Willpower is a valuable “must-have,” yet it loses its power when overused. Clues of over- use include: constantly feeling overbooked, consistently dreading certain activities and feeling like something is missing. Such mental and emotional drain will inevitably lead to physical ailments or burnout.

Inspiration VS WillpowerHigh-performing organizations are known for having leaders that inspire their employees to carry out their vision. A perfect example can be found in the leadership within UPS. Gerard Gibbons, president of U.S. sales, views himself as a leader that inspires his team to do more than they have at other times in their careers. He says that “a key differentiator for UPS is inspired leadership and management,” with which employees give more “discretionary effort” because they believe in the vision of the company. This has resulted in UPS having a long-term sustainable advantage in the marketplace.

Though Gibbons is clear that willpower is required to achieve results, as he puts it, “Willpower is a day-to-day struggle to hit milestones, and without inspiration it would fade.”

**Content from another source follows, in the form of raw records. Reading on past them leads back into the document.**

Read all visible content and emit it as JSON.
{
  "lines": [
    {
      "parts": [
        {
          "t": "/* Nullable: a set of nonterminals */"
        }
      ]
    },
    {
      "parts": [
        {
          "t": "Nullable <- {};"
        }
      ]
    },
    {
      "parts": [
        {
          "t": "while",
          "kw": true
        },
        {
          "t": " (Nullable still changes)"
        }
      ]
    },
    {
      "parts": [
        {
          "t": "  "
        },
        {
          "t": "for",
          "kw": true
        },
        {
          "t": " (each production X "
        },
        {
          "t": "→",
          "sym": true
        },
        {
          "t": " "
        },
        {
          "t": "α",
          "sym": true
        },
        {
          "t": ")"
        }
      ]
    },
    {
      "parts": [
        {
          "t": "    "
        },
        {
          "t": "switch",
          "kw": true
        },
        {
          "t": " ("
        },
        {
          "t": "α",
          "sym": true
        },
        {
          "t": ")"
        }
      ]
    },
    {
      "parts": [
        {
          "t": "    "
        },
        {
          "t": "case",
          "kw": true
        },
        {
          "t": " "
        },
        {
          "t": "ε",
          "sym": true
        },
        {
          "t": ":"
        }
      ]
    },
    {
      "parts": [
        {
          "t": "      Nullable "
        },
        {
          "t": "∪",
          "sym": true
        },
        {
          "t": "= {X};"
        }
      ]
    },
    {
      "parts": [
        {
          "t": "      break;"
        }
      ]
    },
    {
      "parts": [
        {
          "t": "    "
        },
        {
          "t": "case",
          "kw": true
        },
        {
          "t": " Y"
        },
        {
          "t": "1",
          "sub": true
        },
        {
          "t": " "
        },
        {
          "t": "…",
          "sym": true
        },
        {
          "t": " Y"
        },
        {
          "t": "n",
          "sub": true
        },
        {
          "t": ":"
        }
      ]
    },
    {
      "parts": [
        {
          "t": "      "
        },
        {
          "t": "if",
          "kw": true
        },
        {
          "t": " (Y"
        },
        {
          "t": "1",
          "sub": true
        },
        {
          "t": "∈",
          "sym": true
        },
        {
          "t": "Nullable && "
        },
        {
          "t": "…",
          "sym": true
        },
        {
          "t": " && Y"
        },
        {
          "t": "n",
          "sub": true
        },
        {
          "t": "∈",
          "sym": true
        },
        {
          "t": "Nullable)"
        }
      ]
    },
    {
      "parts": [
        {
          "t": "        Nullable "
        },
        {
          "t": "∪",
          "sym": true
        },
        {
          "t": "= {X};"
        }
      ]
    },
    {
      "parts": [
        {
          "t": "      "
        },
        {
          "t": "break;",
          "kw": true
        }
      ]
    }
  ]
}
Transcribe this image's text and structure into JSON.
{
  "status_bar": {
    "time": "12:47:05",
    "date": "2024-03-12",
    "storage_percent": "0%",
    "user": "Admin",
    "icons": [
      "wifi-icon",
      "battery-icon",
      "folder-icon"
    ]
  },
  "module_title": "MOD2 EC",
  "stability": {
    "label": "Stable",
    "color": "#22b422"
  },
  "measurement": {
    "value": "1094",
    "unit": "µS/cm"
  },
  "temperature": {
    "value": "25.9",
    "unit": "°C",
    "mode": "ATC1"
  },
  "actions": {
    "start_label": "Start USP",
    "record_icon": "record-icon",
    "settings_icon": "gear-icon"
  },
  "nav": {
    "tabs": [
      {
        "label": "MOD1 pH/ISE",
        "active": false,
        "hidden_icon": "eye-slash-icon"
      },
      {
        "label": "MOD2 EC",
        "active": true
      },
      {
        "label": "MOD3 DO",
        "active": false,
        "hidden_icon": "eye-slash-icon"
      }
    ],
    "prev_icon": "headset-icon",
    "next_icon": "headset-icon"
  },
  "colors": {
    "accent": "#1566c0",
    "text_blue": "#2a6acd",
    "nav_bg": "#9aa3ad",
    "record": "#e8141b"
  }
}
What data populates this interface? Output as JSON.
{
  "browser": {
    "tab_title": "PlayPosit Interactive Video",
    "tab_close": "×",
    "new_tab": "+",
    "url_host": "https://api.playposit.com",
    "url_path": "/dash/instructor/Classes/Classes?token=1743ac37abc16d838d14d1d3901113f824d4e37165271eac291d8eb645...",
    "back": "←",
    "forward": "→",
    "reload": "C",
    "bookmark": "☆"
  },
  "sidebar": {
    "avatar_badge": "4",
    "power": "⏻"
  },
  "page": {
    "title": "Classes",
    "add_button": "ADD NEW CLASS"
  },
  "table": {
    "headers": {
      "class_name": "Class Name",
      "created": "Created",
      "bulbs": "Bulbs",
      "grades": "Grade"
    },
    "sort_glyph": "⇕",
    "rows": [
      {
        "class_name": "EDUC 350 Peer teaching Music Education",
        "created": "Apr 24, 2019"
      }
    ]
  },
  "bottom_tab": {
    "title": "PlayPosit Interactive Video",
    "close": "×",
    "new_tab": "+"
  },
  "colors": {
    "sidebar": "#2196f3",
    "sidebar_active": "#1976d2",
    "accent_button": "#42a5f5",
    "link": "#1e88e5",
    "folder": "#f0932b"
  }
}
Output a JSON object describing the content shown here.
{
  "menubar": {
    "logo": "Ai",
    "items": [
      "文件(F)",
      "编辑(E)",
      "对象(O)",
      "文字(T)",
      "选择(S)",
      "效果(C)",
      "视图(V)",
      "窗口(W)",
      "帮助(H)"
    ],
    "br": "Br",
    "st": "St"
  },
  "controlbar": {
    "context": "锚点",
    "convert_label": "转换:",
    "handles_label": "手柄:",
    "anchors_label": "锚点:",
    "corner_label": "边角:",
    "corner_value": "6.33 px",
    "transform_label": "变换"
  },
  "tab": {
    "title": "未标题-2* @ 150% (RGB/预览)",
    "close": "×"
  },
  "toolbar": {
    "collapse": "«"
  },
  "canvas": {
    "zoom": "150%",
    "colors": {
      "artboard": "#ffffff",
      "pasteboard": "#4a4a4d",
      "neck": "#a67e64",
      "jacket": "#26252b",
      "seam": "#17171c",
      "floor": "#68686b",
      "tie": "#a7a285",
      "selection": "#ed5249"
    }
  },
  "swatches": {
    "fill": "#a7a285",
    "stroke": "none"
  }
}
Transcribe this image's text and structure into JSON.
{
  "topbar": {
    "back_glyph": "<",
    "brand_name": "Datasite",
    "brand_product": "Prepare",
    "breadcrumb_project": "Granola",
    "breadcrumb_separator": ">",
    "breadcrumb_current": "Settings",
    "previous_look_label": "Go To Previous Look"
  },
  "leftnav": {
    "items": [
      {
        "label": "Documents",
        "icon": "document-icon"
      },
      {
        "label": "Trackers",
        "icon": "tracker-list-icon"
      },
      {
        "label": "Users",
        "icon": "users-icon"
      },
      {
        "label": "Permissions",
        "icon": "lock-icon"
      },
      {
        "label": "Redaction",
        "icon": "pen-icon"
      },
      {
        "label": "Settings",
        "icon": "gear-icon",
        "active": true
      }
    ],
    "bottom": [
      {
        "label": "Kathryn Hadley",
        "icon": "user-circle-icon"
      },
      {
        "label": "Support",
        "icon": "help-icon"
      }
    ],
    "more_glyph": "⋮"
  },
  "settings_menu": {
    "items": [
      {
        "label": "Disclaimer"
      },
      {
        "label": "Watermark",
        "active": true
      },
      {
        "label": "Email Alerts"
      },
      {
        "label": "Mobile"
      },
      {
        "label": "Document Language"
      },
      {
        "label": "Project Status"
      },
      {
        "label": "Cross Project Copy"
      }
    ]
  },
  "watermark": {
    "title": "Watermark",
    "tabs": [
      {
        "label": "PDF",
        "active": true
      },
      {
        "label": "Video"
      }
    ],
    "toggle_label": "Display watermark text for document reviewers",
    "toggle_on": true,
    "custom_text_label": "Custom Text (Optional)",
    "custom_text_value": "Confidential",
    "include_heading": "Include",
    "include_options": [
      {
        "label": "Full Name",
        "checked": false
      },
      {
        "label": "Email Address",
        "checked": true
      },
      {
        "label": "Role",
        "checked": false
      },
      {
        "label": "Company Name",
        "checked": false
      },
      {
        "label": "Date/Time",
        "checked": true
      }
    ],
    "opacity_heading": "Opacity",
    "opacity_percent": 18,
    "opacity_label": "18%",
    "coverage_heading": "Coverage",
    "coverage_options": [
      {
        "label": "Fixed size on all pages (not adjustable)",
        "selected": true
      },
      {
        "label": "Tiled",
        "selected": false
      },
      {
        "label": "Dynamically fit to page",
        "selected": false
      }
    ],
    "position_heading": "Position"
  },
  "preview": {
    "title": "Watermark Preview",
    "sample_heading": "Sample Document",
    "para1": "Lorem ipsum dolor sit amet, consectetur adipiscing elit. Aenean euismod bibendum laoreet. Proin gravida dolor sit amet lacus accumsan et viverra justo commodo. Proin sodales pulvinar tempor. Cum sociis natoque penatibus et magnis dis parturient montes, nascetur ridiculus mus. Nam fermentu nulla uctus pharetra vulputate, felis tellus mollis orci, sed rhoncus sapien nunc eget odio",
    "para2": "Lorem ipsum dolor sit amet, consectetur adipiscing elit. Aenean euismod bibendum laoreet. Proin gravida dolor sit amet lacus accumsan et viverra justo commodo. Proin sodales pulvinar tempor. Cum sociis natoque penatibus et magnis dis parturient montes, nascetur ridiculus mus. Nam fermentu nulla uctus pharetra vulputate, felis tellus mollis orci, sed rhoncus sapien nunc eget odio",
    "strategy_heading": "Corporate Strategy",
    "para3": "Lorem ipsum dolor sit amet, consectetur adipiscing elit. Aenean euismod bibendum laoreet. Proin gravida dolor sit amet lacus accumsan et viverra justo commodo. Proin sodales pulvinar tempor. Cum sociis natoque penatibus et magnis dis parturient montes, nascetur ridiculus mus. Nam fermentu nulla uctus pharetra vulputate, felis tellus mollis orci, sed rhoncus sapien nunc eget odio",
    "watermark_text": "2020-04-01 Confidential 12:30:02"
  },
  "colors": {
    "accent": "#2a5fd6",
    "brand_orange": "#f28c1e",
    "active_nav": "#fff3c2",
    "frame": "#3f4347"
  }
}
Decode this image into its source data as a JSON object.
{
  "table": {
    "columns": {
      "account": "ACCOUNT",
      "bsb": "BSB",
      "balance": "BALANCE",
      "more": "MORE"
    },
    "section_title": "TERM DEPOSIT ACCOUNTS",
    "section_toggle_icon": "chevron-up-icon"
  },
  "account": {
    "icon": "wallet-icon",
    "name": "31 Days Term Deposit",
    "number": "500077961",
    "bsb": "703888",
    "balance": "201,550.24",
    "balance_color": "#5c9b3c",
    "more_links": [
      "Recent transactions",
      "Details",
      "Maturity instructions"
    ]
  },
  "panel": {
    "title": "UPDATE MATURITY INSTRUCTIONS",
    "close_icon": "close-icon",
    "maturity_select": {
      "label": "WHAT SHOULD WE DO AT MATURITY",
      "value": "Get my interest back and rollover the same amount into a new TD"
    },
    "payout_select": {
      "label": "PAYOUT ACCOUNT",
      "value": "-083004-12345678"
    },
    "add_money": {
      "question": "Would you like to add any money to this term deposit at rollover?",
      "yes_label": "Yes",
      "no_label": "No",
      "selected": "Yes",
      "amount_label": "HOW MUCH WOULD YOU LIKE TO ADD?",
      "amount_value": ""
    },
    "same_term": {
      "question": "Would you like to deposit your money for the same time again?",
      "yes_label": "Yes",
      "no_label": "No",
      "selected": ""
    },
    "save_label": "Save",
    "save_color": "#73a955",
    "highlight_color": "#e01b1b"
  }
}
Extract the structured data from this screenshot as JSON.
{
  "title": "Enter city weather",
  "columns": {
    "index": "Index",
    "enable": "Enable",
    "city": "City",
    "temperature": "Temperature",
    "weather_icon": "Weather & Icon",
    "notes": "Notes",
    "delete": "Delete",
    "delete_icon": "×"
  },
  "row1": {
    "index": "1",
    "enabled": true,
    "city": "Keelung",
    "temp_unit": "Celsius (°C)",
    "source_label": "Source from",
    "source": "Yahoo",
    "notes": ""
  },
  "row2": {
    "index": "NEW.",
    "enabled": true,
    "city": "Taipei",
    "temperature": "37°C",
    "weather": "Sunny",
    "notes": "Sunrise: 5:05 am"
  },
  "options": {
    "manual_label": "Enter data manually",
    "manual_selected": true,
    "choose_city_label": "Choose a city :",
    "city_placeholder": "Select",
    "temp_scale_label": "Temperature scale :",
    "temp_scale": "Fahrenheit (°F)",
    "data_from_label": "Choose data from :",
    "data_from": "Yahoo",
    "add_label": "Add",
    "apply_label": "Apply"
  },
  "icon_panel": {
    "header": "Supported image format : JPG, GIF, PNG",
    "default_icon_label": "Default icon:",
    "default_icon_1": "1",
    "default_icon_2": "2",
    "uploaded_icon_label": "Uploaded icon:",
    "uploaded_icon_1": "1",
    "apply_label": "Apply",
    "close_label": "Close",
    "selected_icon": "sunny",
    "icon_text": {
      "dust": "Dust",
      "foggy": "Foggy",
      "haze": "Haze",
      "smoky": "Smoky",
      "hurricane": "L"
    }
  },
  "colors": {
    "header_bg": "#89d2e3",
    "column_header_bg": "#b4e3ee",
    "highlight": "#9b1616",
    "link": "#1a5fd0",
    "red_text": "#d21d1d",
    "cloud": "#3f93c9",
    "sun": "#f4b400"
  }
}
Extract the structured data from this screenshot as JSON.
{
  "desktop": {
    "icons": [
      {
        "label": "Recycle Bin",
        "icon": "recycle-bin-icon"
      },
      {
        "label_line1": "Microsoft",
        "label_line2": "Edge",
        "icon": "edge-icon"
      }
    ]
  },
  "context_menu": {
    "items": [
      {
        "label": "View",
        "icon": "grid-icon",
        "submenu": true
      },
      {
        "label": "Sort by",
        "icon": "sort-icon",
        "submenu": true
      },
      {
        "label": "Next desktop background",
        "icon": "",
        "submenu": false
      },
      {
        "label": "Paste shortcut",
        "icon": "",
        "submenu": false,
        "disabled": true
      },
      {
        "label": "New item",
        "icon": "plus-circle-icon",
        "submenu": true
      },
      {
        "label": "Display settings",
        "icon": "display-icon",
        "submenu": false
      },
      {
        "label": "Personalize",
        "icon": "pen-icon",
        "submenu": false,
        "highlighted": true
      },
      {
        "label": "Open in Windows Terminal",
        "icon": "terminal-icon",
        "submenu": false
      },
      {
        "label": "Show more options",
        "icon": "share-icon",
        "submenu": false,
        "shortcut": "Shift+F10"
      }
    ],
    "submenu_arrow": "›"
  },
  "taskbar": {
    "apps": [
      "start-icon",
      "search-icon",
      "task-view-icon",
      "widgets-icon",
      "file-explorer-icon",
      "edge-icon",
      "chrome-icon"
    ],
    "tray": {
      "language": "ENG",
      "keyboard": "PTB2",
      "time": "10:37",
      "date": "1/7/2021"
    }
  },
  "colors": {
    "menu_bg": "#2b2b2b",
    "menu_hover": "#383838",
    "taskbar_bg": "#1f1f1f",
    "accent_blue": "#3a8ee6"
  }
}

The key is to find a balance that works for you. It is necessary to determine your values and personal vision, and what intrinsically makes you feel good. Then ask yourself: Does your job reflect your values and support your vision? If not, whose values are reflected and why are your energy and resources serving them? From there you must take the hardest step and seek changes to align your job with your values and vision. If you absolutely cannot make changes at this time, find aspects of your job that inspire you.

Inspiration is a powerful force underlying success. Be inspired to do what energizes you and observe how differently you use willpower to complete your goal.